In spite of its failings, LG Display did make efforts to bridge the cultural differences between its Korean leadership and its Polish workforce, and to make its company culture more international. It paid close attention to improving communication between both sides.

 

To engender mutual trust and better motivate its workforce, LG Display introduced training programmes and sports activities, and invested time, energy and resources in making its factory in Wroclaw a “joyful company”. To this end, LG Display built gymnasiums and green walkways, and installed table tennis tables to promote bilateral interactions.
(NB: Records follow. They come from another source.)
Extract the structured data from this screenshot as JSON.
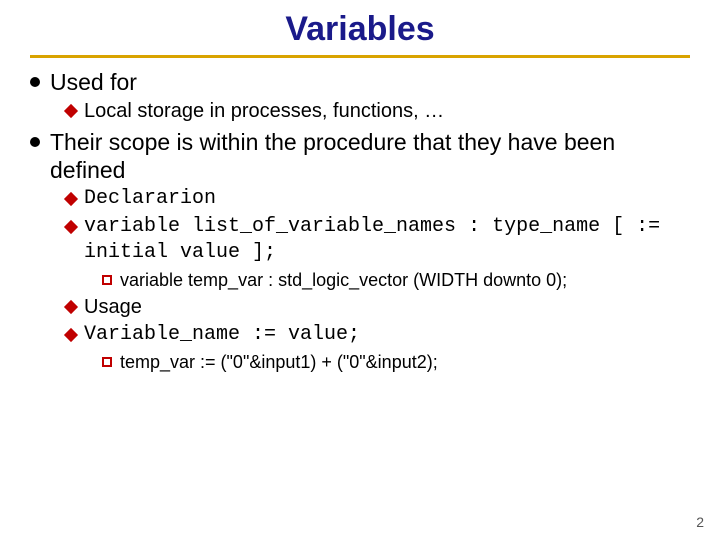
{
  "title": "Variables",
  "items": [
    {
      "level": 1,
      "text": "Used for",
      "mono": false
    },
    {
      "level": 2,
      "text": "Local storage in processes, functions, …",
      "mono": false
    },
    {
      "level": 1,
      "text": " Their scope is within the procedure that they have been defined",
      "mono": false
    },
    {
      "level": 2,
      "text": "Declararion",
      "mono": true
    },
    {
      "level": 2,
      "text": "variable list_of_variable_names : type_name [ := initial value ];",
      "mono": true
    },
    {
      "level": 3,
      "text": "variable temp_var : std_logic_vector (WIDTH downto 0);",
      "mono": false
    },
    {
      "level": 2,
      "text": "Usage",
      "mono": false
    },
    {
      "level": 2,
      "text": "Variable_name := value;",
      "mono": true
    },
    {
      "level": 3,
      "text": " temp_var := (\"0\"&input1) + (\"0\"&input2);",
      "mono": false
    }
  ],
  "page_number": "2"
}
It also organised Polish-Korean football competitions and other recreational activities during work hours.

 

These efforts, however, hurt the company’s profit margins. 

 

The anecdotes above show that companies face serious operational challenges if they do not adapt their organisational culture to the social and business norms of the countries that they operate in. As such, companies should aim to adopt an organisational culture that is universal in outlook and practice. That would help to better engage their foreign workers and boost productivity, increasing returns on investment.

 

Indeed, addressing the issue of “cultural fit” is important to companies not only for their organisational performance but also for meeting the demands of foreign customers.

 

Co-written with Dr Divya Bhutiani 

This article first appeared in Storm on 23rd October 2017